Exercise brief: Copy, from the data below, every line that has "Beitragsnachweis" in it.

Data for processing:
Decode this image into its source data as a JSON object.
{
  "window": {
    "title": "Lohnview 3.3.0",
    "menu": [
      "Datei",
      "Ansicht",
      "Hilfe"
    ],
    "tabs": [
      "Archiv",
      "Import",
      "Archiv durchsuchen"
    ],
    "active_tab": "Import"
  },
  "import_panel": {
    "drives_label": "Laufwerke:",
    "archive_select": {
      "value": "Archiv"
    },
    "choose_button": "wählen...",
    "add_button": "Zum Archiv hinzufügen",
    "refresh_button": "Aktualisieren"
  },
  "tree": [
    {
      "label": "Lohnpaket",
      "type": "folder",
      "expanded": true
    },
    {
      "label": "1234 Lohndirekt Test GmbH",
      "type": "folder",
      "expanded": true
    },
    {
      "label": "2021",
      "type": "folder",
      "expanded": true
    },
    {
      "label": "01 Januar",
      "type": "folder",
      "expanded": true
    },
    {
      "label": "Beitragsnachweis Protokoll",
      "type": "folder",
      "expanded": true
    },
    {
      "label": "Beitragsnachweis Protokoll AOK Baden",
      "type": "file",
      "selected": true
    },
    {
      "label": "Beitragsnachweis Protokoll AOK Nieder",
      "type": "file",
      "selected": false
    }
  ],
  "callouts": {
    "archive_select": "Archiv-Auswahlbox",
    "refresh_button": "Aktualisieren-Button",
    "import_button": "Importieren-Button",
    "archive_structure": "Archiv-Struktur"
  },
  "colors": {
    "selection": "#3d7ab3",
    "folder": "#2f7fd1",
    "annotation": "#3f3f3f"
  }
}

Response box:
      "label": "Beitragsnachweis Protokoll",
      "label": "Beitragsnachweis Protokoll AOK Baden",
      "label": "Beitragsnachweis Protokoll AOK Nieder",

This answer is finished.